**EXERCISE MATERIAL**
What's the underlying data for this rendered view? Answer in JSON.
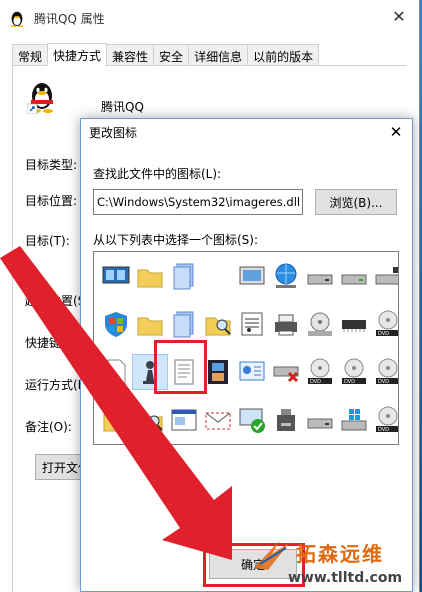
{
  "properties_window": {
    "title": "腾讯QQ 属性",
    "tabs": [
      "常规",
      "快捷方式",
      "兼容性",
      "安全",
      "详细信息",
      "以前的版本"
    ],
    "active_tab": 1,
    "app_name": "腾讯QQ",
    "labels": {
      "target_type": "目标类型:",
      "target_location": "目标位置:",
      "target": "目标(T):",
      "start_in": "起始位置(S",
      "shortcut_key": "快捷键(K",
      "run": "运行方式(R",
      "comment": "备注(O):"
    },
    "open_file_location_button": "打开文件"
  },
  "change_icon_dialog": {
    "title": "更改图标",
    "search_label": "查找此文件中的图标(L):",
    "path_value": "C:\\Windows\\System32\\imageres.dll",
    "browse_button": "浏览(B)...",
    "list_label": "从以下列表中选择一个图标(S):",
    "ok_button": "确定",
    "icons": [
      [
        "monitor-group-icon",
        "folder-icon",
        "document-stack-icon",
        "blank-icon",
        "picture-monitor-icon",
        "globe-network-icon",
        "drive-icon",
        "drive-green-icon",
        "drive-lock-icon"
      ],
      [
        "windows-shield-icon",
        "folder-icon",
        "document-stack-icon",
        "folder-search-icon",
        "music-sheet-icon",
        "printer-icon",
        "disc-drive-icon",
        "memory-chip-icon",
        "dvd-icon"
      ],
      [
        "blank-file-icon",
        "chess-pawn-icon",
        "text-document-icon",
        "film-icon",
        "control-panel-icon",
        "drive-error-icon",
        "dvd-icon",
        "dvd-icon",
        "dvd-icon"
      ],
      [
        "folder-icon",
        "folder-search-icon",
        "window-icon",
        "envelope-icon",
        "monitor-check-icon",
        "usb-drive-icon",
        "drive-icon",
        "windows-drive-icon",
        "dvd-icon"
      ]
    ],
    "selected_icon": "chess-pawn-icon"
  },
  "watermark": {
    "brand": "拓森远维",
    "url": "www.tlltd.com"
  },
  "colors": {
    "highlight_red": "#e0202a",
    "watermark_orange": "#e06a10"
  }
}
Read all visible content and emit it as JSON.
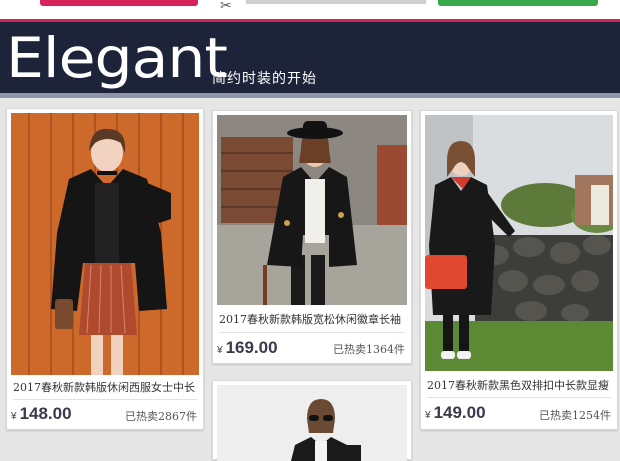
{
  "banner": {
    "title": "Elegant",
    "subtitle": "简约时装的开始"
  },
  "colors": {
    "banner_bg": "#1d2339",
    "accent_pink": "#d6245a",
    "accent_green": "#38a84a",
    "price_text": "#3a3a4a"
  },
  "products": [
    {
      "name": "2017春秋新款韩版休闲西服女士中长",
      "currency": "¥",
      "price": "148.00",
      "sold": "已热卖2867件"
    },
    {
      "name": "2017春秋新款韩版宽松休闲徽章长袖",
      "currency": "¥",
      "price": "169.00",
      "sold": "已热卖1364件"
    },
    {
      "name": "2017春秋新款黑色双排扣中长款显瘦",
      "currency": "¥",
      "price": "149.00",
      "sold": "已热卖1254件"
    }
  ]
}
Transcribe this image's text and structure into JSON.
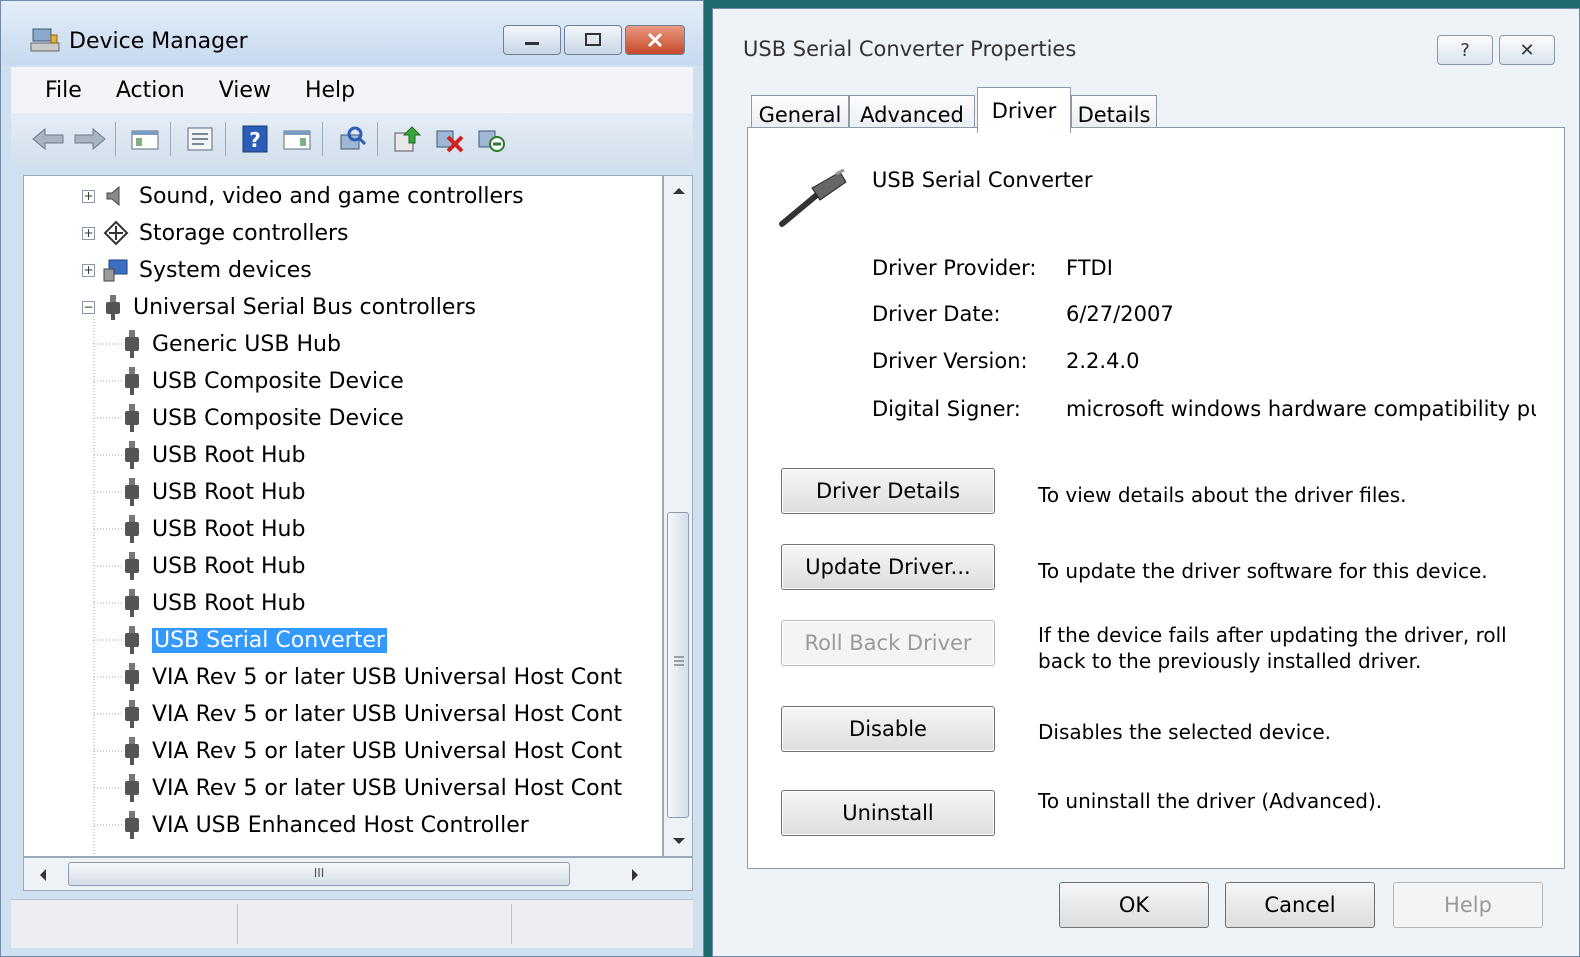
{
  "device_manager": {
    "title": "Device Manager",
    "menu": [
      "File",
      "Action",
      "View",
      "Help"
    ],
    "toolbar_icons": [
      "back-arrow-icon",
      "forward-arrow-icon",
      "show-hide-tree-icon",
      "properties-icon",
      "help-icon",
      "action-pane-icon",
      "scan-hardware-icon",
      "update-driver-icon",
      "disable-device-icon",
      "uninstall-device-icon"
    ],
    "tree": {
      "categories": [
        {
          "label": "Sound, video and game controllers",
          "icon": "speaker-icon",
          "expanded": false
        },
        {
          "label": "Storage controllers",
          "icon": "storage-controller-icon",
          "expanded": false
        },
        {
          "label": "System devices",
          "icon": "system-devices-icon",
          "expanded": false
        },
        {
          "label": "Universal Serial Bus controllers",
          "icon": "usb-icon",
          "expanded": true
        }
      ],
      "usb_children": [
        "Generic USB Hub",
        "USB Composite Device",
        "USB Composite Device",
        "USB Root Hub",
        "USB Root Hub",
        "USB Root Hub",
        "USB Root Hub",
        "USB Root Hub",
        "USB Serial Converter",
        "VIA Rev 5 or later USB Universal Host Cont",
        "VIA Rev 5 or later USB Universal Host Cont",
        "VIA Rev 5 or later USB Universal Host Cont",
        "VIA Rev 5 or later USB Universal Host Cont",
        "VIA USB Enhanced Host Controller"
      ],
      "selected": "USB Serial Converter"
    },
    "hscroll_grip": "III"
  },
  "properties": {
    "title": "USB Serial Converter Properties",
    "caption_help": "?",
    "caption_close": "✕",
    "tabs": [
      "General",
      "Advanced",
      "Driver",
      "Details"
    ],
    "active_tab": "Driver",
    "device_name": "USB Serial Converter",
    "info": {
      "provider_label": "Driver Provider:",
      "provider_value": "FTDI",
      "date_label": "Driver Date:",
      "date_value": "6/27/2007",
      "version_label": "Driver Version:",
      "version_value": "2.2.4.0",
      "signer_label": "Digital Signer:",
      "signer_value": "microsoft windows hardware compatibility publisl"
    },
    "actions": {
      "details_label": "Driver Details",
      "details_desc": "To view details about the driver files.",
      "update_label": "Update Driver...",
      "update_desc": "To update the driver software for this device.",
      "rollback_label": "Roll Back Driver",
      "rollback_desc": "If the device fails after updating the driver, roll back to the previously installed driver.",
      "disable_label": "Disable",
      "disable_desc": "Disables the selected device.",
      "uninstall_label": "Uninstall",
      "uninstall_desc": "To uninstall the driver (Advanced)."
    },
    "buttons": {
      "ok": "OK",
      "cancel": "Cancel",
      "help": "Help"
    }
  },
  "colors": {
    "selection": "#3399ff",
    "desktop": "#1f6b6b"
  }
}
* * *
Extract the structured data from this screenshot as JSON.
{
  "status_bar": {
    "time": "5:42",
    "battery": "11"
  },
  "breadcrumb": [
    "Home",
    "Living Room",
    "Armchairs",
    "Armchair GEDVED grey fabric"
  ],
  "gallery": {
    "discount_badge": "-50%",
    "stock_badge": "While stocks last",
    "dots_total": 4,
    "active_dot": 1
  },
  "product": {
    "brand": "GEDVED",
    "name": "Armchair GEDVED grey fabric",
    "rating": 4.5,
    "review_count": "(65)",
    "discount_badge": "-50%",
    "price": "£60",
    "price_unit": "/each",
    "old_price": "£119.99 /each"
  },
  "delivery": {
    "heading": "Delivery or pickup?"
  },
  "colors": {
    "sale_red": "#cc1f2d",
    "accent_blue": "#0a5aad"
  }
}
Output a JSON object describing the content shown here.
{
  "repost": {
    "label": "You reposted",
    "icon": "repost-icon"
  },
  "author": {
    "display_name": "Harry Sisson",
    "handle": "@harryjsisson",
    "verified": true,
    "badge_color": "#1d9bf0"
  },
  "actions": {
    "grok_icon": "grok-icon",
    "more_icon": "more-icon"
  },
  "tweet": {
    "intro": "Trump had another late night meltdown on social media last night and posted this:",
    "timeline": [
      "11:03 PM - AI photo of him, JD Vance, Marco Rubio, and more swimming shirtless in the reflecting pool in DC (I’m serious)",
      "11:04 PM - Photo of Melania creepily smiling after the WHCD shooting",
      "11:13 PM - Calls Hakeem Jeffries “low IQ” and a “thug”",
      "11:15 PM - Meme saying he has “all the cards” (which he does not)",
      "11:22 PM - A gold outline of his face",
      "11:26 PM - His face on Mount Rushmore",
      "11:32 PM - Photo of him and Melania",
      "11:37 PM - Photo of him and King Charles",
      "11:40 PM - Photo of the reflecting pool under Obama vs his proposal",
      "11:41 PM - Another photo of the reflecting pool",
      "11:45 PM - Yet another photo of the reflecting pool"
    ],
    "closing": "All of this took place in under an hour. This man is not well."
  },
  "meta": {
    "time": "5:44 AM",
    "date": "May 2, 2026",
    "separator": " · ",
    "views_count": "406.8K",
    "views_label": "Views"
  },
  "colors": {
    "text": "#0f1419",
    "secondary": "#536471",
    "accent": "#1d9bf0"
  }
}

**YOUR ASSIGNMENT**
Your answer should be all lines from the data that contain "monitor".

**EXERCISE RESULT**
        "monitor-group-icon",
        "picture-monitor-icon",
        "monitor-check-icon",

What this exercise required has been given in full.